▸ DATA UNDER STUDY
***
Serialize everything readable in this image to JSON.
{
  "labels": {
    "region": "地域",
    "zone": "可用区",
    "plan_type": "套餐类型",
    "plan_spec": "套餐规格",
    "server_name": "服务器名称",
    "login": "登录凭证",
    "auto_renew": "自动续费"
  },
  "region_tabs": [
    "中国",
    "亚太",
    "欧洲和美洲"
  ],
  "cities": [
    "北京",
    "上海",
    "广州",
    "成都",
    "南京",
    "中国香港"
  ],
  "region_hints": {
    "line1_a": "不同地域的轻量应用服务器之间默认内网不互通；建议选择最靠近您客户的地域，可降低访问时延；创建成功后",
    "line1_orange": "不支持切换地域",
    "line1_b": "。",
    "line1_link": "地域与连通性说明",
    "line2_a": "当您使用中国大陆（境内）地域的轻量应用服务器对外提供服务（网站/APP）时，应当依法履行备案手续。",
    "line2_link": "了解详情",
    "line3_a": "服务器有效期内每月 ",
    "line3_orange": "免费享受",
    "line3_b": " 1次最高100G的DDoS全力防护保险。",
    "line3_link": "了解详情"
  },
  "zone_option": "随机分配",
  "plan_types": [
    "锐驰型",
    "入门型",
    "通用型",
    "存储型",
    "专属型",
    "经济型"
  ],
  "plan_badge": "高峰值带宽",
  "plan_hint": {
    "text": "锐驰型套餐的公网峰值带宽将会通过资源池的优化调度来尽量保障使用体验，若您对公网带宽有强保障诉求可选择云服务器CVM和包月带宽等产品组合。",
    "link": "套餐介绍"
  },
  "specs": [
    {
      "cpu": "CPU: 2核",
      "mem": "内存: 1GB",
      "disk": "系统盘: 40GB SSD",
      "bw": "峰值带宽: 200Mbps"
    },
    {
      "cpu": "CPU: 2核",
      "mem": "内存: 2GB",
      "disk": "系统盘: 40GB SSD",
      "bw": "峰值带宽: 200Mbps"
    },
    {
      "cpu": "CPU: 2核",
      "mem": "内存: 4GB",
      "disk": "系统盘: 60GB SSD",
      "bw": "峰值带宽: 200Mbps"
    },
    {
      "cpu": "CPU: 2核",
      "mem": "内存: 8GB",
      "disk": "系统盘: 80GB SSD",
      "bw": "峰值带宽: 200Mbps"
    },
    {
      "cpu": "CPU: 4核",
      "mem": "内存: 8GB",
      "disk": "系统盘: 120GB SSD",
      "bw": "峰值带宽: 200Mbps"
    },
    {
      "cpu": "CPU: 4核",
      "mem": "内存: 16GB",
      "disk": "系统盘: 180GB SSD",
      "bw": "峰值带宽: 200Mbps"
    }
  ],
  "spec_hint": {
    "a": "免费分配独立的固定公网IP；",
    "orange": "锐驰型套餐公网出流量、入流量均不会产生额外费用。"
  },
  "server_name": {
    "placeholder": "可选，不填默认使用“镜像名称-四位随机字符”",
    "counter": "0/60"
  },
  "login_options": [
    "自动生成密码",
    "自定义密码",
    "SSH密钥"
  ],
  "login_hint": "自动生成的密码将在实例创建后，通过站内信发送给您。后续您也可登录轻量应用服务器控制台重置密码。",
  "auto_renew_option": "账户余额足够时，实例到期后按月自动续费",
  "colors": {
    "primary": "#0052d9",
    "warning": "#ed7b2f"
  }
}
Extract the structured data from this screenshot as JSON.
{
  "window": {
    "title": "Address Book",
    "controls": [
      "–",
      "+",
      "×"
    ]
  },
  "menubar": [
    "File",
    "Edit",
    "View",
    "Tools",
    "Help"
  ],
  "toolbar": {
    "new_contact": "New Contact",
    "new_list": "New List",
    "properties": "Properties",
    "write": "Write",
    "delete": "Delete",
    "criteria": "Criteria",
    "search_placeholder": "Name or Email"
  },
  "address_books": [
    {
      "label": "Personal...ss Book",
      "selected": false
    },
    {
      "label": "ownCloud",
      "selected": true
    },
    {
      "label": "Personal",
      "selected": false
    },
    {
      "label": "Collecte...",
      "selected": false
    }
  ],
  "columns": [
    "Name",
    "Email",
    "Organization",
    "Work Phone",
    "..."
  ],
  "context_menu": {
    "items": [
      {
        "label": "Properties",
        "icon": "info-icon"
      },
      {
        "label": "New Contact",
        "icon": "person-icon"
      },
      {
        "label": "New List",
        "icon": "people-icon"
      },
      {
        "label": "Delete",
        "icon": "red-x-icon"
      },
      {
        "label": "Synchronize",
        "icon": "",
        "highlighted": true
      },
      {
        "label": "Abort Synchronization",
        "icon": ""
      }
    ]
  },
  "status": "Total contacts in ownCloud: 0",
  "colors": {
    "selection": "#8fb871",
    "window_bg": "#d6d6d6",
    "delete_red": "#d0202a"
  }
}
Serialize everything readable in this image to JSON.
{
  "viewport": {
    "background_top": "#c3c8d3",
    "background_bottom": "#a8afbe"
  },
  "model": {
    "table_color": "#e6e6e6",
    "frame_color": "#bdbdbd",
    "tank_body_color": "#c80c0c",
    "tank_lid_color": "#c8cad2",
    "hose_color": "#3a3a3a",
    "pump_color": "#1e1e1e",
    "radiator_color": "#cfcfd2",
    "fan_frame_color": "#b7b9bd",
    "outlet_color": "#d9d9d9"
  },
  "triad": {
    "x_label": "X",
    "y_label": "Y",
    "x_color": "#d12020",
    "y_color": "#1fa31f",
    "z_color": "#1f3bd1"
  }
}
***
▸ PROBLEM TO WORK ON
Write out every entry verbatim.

▸ REPLY TO THE EXERCISE
Serialize everything readable in this image to JSON.
{
  "labels": {
    "region": "地域",
    "zone": "可用区",
    "plan_type": "套餐类型",
    "plan_spec": "套餐规格",
    "server_name": "服务器名称",
    "login": "登录凭证",
    "auto_renew": "自动续费"
  },
  "region_tabs": [
    "中国",
    "亚太",
    "欧洲和美洲"
  ],
  "cities": [
    "北京",
    "上海",
    "广州",
    "成都",
    "南京",
    "中国香港"
  ],
  "region_hints": {
    "line1_a": "不同地域的轻量应用服务器之间默认内网不互通；建议选择最靠近您客户的地域，可降低访问时延；创建成功后",
    "line1_orange": "不支持切换地域",
    "line1_b": "。",
    "line1_link": "地域与连通性说明",
    "line2_a": "当您使用中国大陆（境内）地域的轻量应用服务器对外提供服务（网站/APP）时，应当依法履行备案手续。",
    "line2_link": "了解详情",
    "line3_a": "服务器有效期内每月 ",
    "line3_orange": "免费享受",
    "line3_b": " 1次最高100G的DDoS全力防护保险。",
    "line3_link": "了解详情"
  },
  "zone_option": "随机分配",
  "plan_types": [
    "锐驰型",
    "入门型",
    "通用型",
    "存储型",
    "专属型",
    "经济型"
  ],
  "plan_badge": "高峰值带宽",
  "plan_hint": {
    "text": "锐驰型套餐的公网峰值带宽将会通过资源池的优化调度来尽量保障使用体验，若您对公网带宽有强保障诉求可选择云服务器CVM和包月带宽等产品组合。",
    "link": "套餐介绍"
  },
  "specs": [
    {
      "cpu": "CPU: 2核",
      "mem": "内存: 1GB",
      "disk": "系统盘: 40GB SSD",
      "bw": "峰值带宽: 200Mbps"
    },
    {
      "cpu": "CPU: 2核",
      "mem": "内存: 2GB",
      "disk": "系统盘: 40GB SSD",
      "bw": "峰值带宽: 200Mbps"
    },
    {
      "cpu": "CPU: 2核",
      "mem": "内存: 4GB",
      "disk": "系统盘: 60GB SSD",
      "bw": "峰值带宽: 200Mbps"
    },
    {
      "cpu": "CPU: 2核",
      "mem": "内存: 8GB",
      "disk": "系统盘: 80GB SSD",
      "bw": "峰值带宽: 200Mbps"
    },
    {
      "cpu": "CPU: 4核",
      "mem": "内存: 8GB",
      "disk": "系统盘: 120GB SSD",
      "bw": "峰值带宽: 200Mbps"
    },
    {
      "cpu": "CPU: 4核",
      "mem": "内存: 16GB",
      "disk": "系统盘: 180GB SSD",
      "bw": "峰值带宽: 200Mbps"
    }
  ],
  "spec_hint": {
    "a": "免费分配独立的固定公网IP；",
    "orange": "锐驰型套餐公网出流量、入流量均不会产生额外费用。"
  },
  "server_name": {
    "placeholder": "可选，不填默认使用“镜像名称-四位随机字符”",
    "counter": "0/60"
  },
  "login_options": [
    "自动生成密码",
    "自定义密码",
    "SSH密钥"
  ],
  "login_hint": "自动生成的密码将在实例创建后，通过站内信发送给您。后续您也可登录轻量应用服务器控制台重置密码。",
  "auto_renew_option": "账户余额足够时，实例到期后按月自动续费",
  "colors": {
    "primary": "#0052d9",
    "warning": "#ed7b2f"
  }
}
Extract the structured data from this screenshot as JSON.
{
  "window": {
    "title": "Address Book",
    "controls": [
      "–",
      "+",
      "×"
    ]
  },
  "menubar": [
    "File",
    "Edit",
    "View",
    "Tools",
    "Help"
  ],
  "toolbar": {
    "new_contact": "New Contact",
    "new_list": "New List",
    "properties": "Properties",
    "write": "Write",
    "delete": "Delete",
    "criteria": "Criteria",
    "search_placeholder": "Name or Email"
  },
  "address_books": [
    {
      "label": "Personal...ss Book",
      "selected": false
    },
    {
      "label": "ownCloud",
      "selected": true
    },
    {
      "label": "Personal",
      "selected": false
    },
    {
      "label": "Collecte...",
      "selected": false
    }
  ],
  "columns": [
    "Name",
    "Email",
    "Organization",
    "Work Phone",
    "..."
  ],
  "context_menu": {
    "items": [
      {
        "label": "Properties",
        "icon": "info-icon"
      },
      {
        "label": "New Contact",
        "icon": "person-icon"
      },
      {
        "label": "New List",
        "icon": "people-icon"
      },
      {
        "label": "Delete",
        "icon": "red-x-icon"
      },
      {
        "label": "Synchronize",
        "icon": "",
        "highlighted": true
      },
      {
        "label": "Abort Synchronization",
        "icon": ""
      }
    ]
  },
  "status": "Total contacts in ownCloud: 0",
  "colors": {
    "selection": "#8fb871",
    "window_bg": "#d6d6d6",
    "delete_red": "#d0202a"
  }
}
Serialize everything readable in this image to JSON.
{
  "viewport": {
    "background_top": "#c3c8d3",
    "background_bottom": "#a8afbe"
  },
  "model": {
    "table_color": "#e6e6e6",
    "frame_color": "#bdbdbd",
    "tank_body_color": "#c80c0c",
    "tank_lid_color": "#c8cad2",
    "hose_color": "#3a3a3a",
    "pump_color": "#1e1e1e",
    "radiator_color": "#cfcfd2",
    "fan_frame_color": "#b7b9bd",
    "outlet_color": "#d9d9d9"
  },
  "triad": {
    "x_label": "X",
    "y_label": "Y",
    "x_color": "#d12020",
    "y_color": "#1fa31f",
    "z_color": "#1f3bd1"
  }
}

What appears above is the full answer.